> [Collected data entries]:

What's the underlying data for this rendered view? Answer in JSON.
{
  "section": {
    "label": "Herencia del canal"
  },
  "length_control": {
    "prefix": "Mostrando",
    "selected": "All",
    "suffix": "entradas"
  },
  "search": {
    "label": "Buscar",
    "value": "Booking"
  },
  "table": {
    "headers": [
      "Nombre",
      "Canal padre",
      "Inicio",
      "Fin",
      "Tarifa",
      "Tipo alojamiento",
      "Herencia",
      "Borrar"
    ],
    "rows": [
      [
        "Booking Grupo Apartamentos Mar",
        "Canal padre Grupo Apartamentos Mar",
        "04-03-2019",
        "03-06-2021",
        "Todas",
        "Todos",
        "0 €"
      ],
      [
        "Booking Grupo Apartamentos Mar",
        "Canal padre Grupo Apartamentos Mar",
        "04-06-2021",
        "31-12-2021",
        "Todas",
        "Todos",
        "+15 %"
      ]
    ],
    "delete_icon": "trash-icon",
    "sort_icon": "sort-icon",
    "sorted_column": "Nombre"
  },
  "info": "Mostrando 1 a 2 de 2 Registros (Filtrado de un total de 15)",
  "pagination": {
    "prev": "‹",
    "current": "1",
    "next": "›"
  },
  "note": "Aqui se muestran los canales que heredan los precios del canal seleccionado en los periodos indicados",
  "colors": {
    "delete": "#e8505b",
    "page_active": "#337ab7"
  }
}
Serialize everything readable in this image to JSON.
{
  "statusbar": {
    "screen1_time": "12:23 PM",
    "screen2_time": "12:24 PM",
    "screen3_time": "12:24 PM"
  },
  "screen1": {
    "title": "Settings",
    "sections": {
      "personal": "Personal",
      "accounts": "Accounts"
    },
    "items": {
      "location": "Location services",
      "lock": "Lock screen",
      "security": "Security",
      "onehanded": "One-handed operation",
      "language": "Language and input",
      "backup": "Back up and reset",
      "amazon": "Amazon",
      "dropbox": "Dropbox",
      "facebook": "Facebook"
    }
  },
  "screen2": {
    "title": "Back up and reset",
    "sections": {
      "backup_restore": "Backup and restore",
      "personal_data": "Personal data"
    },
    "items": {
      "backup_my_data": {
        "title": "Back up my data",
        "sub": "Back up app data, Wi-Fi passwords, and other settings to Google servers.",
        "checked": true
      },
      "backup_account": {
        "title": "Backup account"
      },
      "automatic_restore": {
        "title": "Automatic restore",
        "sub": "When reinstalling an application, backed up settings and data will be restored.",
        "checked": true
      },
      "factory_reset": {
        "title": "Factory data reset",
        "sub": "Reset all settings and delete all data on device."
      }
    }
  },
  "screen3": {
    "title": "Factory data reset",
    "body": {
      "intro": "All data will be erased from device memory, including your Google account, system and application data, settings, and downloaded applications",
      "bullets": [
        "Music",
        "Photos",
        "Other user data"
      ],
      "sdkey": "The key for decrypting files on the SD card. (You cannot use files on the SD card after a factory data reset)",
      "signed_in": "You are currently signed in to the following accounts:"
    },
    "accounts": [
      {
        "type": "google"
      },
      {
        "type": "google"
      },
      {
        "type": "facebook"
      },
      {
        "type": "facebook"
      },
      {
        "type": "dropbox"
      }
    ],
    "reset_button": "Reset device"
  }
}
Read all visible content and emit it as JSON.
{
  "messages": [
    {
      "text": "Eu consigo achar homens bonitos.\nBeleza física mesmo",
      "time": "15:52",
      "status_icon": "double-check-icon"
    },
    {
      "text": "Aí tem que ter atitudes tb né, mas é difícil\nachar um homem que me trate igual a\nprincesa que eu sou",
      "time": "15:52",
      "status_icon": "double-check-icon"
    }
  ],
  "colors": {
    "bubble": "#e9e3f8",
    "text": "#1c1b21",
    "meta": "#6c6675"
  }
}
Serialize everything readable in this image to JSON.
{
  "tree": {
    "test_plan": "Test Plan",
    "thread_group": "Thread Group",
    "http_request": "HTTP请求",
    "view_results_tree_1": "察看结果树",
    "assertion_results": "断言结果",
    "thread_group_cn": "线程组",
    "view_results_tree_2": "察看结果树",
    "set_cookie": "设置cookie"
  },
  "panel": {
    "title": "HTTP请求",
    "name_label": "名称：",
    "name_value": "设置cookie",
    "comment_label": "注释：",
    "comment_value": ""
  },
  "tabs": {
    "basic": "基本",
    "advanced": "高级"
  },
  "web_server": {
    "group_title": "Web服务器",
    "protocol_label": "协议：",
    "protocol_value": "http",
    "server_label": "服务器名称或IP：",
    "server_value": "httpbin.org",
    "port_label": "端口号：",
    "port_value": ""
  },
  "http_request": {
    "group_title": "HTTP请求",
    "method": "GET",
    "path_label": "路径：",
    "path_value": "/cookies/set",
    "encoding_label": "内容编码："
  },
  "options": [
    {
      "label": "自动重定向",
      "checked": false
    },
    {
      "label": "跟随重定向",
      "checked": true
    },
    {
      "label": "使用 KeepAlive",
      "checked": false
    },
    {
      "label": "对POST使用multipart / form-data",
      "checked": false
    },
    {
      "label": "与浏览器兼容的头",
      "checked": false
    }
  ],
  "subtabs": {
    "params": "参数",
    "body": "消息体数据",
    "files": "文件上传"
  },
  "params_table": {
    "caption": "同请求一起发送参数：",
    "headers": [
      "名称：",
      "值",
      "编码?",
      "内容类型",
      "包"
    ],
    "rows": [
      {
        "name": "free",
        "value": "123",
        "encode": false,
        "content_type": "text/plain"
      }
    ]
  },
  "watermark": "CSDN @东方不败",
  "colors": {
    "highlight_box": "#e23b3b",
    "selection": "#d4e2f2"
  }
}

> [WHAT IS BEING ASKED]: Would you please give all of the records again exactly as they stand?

> [REPLY]:
What's the underlying data for this rendered view? Answer in JSON.
{
  "section": {
    "label": "Herencia del canal"
  },
  "length_control": {
    "prefix": "Mostrando",
    "selected": "All",
    "suffix": "entradas"
  },
  "search": {
    "label": "Buscar",
    "value": "Booking"
  },
  "table": {
    "headers": [
      "Nombre",
      "Canal padre",
      "Inicio",
      "Fin",
      "Tarifa",
      "Tipo alojamiento",
      "Herencia",
      "Borrar"
    ],
    "rows": [
      [
        "Booking Grupo Apartamentos Mar",
        "Canal padre Grupo Apartamentos Mar",
        "04-03-2019",
        "03-06-2021",
        "Todas",
        "Todos",
        "0 €"
      ],
      [
        "Booking Grupo Apartamentos Mar",
        "Canal padre Grupo Apartamentos Mar",
        "04-06-2021",
        "31-12-2021",
        "Todas",
        "Todos",
        "+15 %"
      ]
    ],
    "delete_icon": "trash-icon",
    "sort_icon": "sort-icon",
    "sorted_column": "Nombre"
  },
  "info": "Mostrando 1 a 2 de 2 Registros (Filtrado de un total de 15)",
  "pagination": {
    "prev": "‹",
    "current": "1",
    "next": "›"
  },
  "note": "Aqui se muestran los canales que heredan los precios del canal seleccionado en los periodos indicados",
  "colors": {
    "delete": "#e8505b",
    "page_active": "#337ab7"
  }
}
Serialize everything readable in this image to JSON.
{
  "statusbar": {
    "screen1_time": "12:23 PM",
    "screen2_time": "12:24 PM",
    "screen3_time": "12:24 PM"
  },
  "screen1": {
    "title": "Settings",
    "sections": {
      "personal": "Personal",
      "accounts": "Accounts"
    },
    "items": {
      "location": "Location services",
      "lock": "Lock screen",
      "security": "Security",
      "onehanded": "One-handed operation",
      "language": "Language and input",
      "backup": "Back up and reset",
      "amazon": "Amazon",
      "dropbox": "Dropbox",
      "facebook": "Facebook"
    }
  },
  "screen2": {
    "title": "Back up and reset",
    "sections": {
      "backup_restore": "Backup and restore",
      "personal_data": "Personal data"
    },
    "items": {
      "backup_my_data": {
        "title": "Back up my data",
        "sub": "Back up app data, Wi-Fi passwords, and other settings to Google servers.",
        "checked": true
      },
      "backup_account": {
        "title": "Backup account"
      },
      "automatic_restore": {
        "title": "Automatic restore",
        "sub": "When reinstalling an application, backed up settings and data will be restored.",
        "checked": true
      },
      "factory_reset": {
        "title": "Factory data reset",
        "sub": "Reset all settings and delete all data on device."
      }
    }
  },
  "screen3": {
    "title": "Factory data reset",
    "body": {
      "intro": "All data will be erased from device memory, including your Google account, system and application data, settings, and downloaded applications",
      "bullets": [
        "Music",
        "Photos",
        "Other user data"
      ],
      "sdkey": "The key for decrypting files on the SD card. (You cannot use files on the SD card after a factory data reset)",
      "signed_in": "You are currently signed in to the following accounts:"
    },
    "accounts": [
      {
        "type": "google"
      },
      {
        "type": "google"
      },
      {
        "type": "facebook"
      },
      {
        "type": "facebook"
      },
      {
        "type": "dropbox"
      }
    ],
    "reset_button": "Reset device"
  }
}
Read all visible content and emit it as JSON.
{
  "messages": [
    {
      "text": "Eu consigo achar homens bonitos.\nBeleza física mesmo",
      "time": "15:52",
      "status_icon": "double-check-icon"
    },
    {
      "text": "Aí tem que ter atitudes tb né, mas é difícil\nachar um homem que me trate igual a\nprincesa que eu sou",
      "time": "15:52",
      "status_icon": "double-check-icon"
    }
  ],
  "colors": {
    "bubble": "#e9e3f8",
    "text": "#1c1b21",
    "meta": "#6c6675"
  }
}
Serialize everything readable in this image to JSON.
{
  "tree": {
    "test_plan": "Test Plan",
    "thread_group": "Thread Group",
    "http_request": "HTTP请求",
    "view_results_tree_1": "察看结果树",
    "assertion_results": "断言结果",
    "thread_group_cn": "线程组",
    "view_results_tree_2": "察看结果树",
    "set_cookie": "设置cookie"
  },
  "panel": {
    "title": "HTTP请求",
    "name_label": "名称：",
    "name_value": "设置cookie",
    "comment_label": "注释：",
    "comment_value": ""
  },
  "tabs": {
    "basic": "基本",
    "advanced": "高级"
  },
  "web_server": {
    "group_title": "Web服务器",
    "protocol_label": "协议：",
    "protocol_value": "http",
    "server_label": "服务器名称或IP：",
    "server_value": "httpbin.org",
    "port_label": "端口号：",
    "port_value": ""
  },
  "http_request": {
    "group_title": "HTTP请求",
    "method": "GET",
    "path_label": "路径：",
    "path_value": "/cookies/set",
    "encoding_label": "内容编码："
  },
  "options": [
    {
      "label": "自动重定向",
      "checked": false
    },
    {
      "label": "跟随重定向",
      "checked": true
    },
    {
      "label": "使用 KeepAlive",
      "checked": false
    },
    {
      "label": "对POST使用multipart / form-data",
      "checked": false
    },
    {
      "label": "与浏览器兼容的头",
      "checked": false
    }
  ],
  "subtabs": {
    "params": "参数",
    "body": "消息体数据",
    "files": "文件上传"
  },
  "params_table": {
    "caption": "同请求一起发送参数：",
    "headers": [
      "名称：",
      "值",
      "编码?",
      "内容类型",
      "包"
    ],
    "rows": [
      {
        "name": "free",
        "value": "123",
        "encode": false,
        "content_type": "text/plain"
      }
    ]
  },
  "watermark": "CSDN @东方不败",
  "colors": {
    "highlight_box": "#e23b3b",
    "selection": "#d4e2f2"
  }
}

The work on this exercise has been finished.